Data about app and page elements:

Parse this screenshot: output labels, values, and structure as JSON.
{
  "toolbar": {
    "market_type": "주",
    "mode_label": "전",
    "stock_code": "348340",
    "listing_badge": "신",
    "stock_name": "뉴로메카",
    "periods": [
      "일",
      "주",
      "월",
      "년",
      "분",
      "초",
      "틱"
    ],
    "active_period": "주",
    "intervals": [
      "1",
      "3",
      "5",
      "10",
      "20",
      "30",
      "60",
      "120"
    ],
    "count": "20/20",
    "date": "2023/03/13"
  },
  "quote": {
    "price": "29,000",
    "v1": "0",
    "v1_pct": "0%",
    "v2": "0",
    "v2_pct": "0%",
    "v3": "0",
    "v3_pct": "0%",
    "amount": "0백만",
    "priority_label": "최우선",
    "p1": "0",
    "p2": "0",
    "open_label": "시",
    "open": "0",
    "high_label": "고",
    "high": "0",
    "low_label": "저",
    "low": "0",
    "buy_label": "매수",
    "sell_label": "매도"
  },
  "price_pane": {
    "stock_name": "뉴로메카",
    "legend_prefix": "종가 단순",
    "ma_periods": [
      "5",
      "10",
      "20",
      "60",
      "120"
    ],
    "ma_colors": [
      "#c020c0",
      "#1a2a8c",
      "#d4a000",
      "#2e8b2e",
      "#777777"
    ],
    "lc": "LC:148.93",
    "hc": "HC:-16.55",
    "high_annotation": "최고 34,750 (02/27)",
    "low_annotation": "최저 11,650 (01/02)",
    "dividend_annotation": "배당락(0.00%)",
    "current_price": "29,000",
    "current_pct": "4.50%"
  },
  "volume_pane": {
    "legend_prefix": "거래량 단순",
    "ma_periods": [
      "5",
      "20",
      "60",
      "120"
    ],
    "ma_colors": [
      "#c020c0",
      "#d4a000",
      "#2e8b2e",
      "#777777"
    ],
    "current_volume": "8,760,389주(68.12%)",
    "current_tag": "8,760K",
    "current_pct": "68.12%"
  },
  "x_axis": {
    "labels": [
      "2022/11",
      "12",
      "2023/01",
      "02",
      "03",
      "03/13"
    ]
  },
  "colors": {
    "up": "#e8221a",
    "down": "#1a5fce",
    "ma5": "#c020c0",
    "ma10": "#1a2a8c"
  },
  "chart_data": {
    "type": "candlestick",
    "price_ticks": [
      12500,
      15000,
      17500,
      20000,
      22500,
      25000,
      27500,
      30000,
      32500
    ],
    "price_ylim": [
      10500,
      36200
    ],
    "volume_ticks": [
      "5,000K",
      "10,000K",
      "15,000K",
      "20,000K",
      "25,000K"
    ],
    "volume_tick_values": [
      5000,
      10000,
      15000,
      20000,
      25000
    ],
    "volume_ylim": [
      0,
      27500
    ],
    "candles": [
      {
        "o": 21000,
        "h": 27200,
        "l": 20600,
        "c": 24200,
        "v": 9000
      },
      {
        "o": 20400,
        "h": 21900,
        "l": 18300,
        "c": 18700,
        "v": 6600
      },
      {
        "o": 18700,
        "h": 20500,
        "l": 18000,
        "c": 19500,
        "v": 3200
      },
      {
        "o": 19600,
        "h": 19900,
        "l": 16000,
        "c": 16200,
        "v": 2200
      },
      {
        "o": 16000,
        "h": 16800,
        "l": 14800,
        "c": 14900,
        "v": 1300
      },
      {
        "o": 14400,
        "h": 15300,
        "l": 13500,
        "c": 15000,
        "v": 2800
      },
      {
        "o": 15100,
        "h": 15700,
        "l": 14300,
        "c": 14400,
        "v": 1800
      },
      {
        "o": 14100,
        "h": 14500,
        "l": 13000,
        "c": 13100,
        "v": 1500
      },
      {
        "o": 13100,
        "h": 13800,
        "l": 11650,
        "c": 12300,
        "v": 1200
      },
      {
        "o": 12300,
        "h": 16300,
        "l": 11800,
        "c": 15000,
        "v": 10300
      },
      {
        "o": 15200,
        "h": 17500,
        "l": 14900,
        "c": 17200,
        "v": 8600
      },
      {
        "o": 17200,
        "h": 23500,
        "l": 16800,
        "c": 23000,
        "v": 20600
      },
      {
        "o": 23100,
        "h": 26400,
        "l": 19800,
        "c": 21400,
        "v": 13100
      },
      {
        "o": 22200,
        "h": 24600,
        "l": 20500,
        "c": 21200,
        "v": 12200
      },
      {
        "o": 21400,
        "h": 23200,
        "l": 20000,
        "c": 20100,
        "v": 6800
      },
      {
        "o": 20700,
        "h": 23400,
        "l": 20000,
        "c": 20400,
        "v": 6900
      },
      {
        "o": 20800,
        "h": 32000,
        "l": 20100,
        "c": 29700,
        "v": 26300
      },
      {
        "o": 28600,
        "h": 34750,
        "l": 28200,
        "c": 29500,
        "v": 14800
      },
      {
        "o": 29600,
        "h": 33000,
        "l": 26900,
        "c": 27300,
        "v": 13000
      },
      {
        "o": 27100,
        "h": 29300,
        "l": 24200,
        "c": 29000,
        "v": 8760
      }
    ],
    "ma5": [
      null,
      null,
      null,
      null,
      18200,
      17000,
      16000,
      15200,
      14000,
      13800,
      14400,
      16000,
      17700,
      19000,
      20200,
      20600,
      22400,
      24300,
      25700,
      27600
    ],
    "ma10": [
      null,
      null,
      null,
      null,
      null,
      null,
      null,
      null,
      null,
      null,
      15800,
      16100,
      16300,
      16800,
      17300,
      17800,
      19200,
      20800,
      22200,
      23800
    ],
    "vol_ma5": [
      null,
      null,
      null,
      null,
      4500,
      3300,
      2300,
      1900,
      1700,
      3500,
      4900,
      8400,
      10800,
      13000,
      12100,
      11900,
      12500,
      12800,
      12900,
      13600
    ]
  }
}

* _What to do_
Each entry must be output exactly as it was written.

* _Answer below_
Parse this screenshot: output labels, values, and structure as JSON.
{
  "toolbar": {
    "market_type": "주",
    "mode_label": "전",
    "stock_code": "348340",
    "listing_badge": "신",
    "stock_name": "뉴로메카",
    "periods": [
      "일",
      "주",
      "월",
      "년",
      "분",
      "초",
      "틱"
    ],
    "active_period": "주",
    "intervals": [
      "1",
      "3",
      "5",
      "10",
      "20",
      "30",
      "60",
      "120"
    ],
    "count": "20/20",
    "date": "2023/03/13"
  },
  "quote": {
    "price": "29,000",
    "v1": "0",
    "v1_pct": "0%",
    "v2": "0",
    "v2_pct": "0%",
    "v3": "0",
    "v3_pct": "0%",
    "amount": "0백만",
    "priority_label": "최우선",
    "p1": "0",
    "p2": "0",
    "open_label": "시",
    "open": "0",
    "high_label": "고",
    "high": "0",
    "low_label": "저",
    "low": "0",
    "buy_label": "매수",
    "sell_label": "매도"
  },
  "price_pane": {
    "stock_name": "뉴로메카",
    "legend_prefix": "종가 단순",
    "ma_periods": [
      "5",
      "10",
      "20",
      "60",
      "120"
    ],
    "ma_colors": [
      "#c020c0",
      "#1a2a8c",
      "#d4a000",
      "#2e8b2e",
      "#777777"
    ],
    "lc": "LC:148.93",
    "hc": "HC:-16.55",
    "high_annotation": "최고 34,750 (02/27)",
    "low_annotation": "최저 11,650 (01/02)",
    "dividend_annotation": "배당락(0.00%)",
    "current_price": "29,000",
    "current_pct": "4.50%"
  },
  "volume_pane": {
    "legend_prefix": "거래량 단순",
    "ma_periods": [
      "5",
      "20",
      "60",
      "120"
    ],
    "ma_colors": [
      "#c020c0",
      "#d4a000",
      "#2e8b2e",
      "#777777"
    ],
    "current_volume": "8,760,389주(68.12%)",
    "current_tag": "8,760K",
    "current_pct": "68.12%"
  },
  "x_axis": {
    "labels": [
      "2022/11",
      "12",
      "2023/01",
      "02",
      "03",
      "03/13"
    ]
  },
  "colors": {
    "up": "#e8221a",
    "down": "#1a5fce",
    "ma5": "#c020c0",
    "ma10": "#1a2a8c"
  },
  "chart_data": {
    "type": "candlestick",
    "price_ticks": [
      12500,
      15000,
      17500,
      20000,
      22500,
      25000,
      27500,
      30000,
      32500
    ],
    "price_ylim": [
      10500,
      36200
    ],
    "volume_ticks": [
      "5,000K",
      "10,000K",
      "15,000K",
      "20,000K",
      "25,000K"
    ],
    "volume_tick_values": [
      5000,
      10000,
      15000,
      20000,
      25000
    ],
    "volume_ylim": [
      0,
      27500
    ],
    "candles": [
      {
        "o": 21000,
        "h": 27200,
        "l": 20600,
        "c": 24200,
        "v": 9000
      },
      {
        "o": 20400,
        "h": 21900,
        "l": 18300,
        "c": 18700,
        "v": 6600
      },
      {
        "o": 18700,
        "h": 20500,
        "l": 18000,
        "c": 19500,
        "v": 3200
      },
      {
        "o": 19600,
        "h": 19900,
        "l": 16000,
        "c": 16200,
        "v": 2200
      },
      {
        "o": 16000,
        "h": 16800,
        "l": 14800,
        "c": 14900,
        "v": 1300
      },
      {
        "o": 14400,
        "h": 15300,
        "l": 13500,
        "c": 15000,
        "v": 2800
      },
      {
        "o": 15100,
        "h": 15700,
        "l": 14300,
        "c": 14400,
        "v": 1800
      },
      {
        "o": 14100,
        "h": 14500,
        "l": 13000,
        "c": 13100,
        "v": 1500
      },
      {
        "o": 13100,
        "h": 13800,
        "l": 11650,
        "c": 12300,
        "v": 1200
      },
      {
        "o": 12300,
        "h": 16300,
        "l": 11800,
        "c": 15000,
        "v": 10300
      },
      {
        "o": 15200,
        "h": 17500,
        "l": 14900,
        "c": 17200,
        "v": 8600
      },
      {
        "o": 17200,
        "h": 23500,
        "l": 16800,
        "c": 23000,
        "v": 20600
      },
      {
        "o": 23100,
        "h": 26400,
        "l": 19800,
        "c": 21400,
        "v": 13100
      },
      {
        "o": 22200,
        "h": 24600,
        "l": 20500,
        "c": 21200,
        "v": 12200
      },
      {
        "o": 21400,
        "h": 23200,
        "l": 20000,
        "c": 20100,
        "v": 6800
      },
      {
        "o": 20700,
        "h": 23400,
        "l": 20000,
        "c": 20400,
        "v": 6900
      },
      {
        "o": 20800,
        "h": 32000,
        "l": 20100,
        "c": 29700,
        "v": 26300
      },
      {
        "o": 28600,
        "h": 34750,
        "l": 28200,
        "c": 29500,
        "v": 14800
      },
      {
        "o": 29600,
        "h": 33000,
        "l": 26900,
        "c": 27300,
        "v": 13000
      },
      {
        "o": 27100,
        "h": 29300,
        "l": 24200,
        "c": 29000,
        "v": 8760
      }
    ],
    "ma5": [
      null,
      null,
      null,
      null,
      18200,
      17000,
      16000,
      15200,
      14000,
      13800,
      14400,
      16000,
      17700,
      19000,
      20200,
      20600,
      22400,
      24300,
      25700,
      27600
    ],
    "ma10": [
      null,
      null,
      null,
      null,
      null,
      null,
      null,
      null,
      null,
      null,
      15800,
      16100,
      16300,
      16800,
      17300,
      17800,
      19200,
      20800,
      22200,
      23800
    ],
    "vol_ma5": [
      null,
      null,
      null,
      null,
      4500,
      3300,
      2300,
      1900,
      1700,
      3500,
      4900,
      8400,
      10800,
      13000,
      12100,
      11900,
      12500,
      12800,
      12900,
      13600
    ]
  }
}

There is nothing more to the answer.